The Isle of Wight NHS trust CEO issued a statement on Thursday (March 7) in response to the recent Care Quality Commission’s report, and the warning notice placed on the trust.
The statement in full below:
“The CQC inspection of the emergency department at St Mary’s hospital, in January, during the winter pressures period has been really helpful in acknowledging how services have improved, but also where we still need to provide better services to patients.
“The report vividly captures the dedication and professionalism of staff, but also the significant pressure they can be working under. Staff spoke positively with the inspectors about working in the ED and the inspectors also commented on the improvements to patient flow through the department.
“All critically ill patients were seen quickly and treated properly. Junior doctors also spoke well of the quality of the training they received.
“The inspectors also saw and want improvements to the strain the ED can at times be working under. We agree with them that patients must be treated in appropriate clinical areas and that there is a major impact on the experience of patients and staff when there are not enough staff available. In particular this impacts how we monitor and handover patients properly at all times and creates additional stress for staff when we cannot fill the full rota on a shift due to unplanned absence or sickness at short notice.
“The CQC’s report is welcome for the recognition it gives of the progress we have made, the care we provide and the commitment and excellence of our staff. However, we take very seriously the warning notice they have given us on where we need to continue to improve. We need enough staff and the right environment to truly provide the quality of care that patients expect and that we and our staff want to provide. We have made the commitment to increase staffing and now are focussing on finding staff to work in the Trust and join our dedicated teams.
“The Trust invested £1.5 million in this financial year to increase staffing numbers and £1.3 million on improvements to the department. A further £250,000 will be spent next to improve the layout of the department. This investment in staff and the department’s space means that we will have a dedicated Minor Injuries and Illness area combined with GP services to create a dedicated Urgent Care.
“A further investment which we have wanted to make for some time, and which also addresses concerns raised by the earlier CQC inspection is that we will be investing £200,000 to refurbish and modernise Shackleton Ward.

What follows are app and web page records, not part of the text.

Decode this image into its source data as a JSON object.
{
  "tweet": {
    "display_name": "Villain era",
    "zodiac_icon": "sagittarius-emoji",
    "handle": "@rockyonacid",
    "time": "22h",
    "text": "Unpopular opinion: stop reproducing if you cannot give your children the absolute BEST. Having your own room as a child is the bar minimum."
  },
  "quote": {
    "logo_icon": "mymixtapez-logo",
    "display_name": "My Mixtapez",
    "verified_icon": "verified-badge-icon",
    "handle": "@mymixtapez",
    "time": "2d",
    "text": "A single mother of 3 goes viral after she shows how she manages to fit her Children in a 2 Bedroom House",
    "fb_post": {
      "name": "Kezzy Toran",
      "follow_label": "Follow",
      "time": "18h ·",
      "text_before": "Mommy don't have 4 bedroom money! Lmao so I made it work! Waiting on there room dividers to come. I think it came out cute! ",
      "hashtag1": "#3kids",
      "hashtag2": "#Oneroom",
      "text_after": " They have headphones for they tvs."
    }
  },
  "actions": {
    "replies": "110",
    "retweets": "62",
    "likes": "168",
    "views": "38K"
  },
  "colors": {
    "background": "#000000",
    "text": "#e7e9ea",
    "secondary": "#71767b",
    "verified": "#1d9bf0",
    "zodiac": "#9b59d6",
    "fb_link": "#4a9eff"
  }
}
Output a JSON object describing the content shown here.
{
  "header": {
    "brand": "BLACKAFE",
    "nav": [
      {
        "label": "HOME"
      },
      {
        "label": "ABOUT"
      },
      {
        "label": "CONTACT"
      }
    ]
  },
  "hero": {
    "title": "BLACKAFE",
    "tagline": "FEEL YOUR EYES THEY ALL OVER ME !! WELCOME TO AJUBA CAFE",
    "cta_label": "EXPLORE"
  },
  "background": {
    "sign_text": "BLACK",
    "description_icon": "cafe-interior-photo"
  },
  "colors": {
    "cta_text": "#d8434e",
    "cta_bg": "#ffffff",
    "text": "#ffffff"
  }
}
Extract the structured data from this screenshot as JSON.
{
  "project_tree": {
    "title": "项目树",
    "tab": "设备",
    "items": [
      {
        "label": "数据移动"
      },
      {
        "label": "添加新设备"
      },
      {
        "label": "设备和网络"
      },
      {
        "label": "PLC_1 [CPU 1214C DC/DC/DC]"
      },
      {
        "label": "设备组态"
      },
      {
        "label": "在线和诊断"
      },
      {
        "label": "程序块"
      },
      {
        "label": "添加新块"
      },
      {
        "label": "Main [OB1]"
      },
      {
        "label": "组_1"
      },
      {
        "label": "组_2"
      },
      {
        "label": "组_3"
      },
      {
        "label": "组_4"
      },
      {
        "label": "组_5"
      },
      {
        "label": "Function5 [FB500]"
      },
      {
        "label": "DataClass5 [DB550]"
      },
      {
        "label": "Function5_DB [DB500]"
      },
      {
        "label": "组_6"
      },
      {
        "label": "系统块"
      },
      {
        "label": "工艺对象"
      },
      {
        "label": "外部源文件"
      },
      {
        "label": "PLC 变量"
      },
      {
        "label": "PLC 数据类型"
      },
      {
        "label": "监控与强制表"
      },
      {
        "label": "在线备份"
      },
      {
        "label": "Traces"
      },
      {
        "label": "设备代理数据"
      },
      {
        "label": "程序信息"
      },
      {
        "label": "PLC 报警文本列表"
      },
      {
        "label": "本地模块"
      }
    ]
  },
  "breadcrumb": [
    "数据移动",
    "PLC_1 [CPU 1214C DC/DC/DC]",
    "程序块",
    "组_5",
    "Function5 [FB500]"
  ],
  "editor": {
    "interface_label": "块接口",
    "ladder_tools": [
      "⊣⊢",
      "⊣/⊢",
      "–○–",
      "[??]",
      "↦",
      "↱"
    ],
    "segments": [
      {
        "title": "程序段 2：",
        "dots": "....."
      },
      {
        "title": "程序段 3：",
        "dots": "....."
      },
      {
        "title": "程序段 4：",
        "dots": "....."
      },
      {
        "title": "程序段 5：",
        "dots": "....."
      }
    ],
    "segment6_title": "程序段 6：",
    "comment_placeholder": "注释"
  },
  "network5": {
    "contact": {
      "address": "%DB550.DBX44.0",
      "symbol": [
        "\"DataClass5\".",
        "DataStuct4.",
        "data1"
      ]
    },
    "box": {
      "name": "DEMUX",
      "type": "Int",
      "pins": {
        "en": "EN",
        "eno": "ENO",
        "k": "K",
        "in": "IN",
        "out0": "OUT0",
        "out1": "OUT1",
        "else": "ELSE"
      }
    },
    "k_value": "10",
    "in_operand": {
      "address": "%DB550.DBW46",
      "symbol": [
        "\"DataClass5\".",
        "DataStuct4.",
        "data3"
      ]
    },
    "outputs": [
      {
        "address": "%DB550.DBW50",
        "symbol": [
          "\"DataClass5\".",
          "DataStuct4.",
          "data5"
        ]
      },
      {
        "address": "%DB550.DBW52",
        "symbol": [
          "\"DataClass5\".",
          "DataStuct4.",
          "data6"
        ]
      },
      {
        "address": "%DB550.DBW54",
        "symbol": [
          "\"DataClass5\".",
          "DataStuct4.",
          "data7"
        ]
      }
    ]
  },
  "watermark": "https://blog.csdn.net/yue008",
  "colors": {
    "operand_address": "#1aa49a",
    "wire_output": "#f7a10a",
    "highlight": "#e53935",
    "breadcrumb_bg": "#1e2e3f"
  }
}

This work will start at the beginning of April and take 9 weeks and result in an enhanced ward that is designed for the needs, comfort, dignity, care and safety of our patients.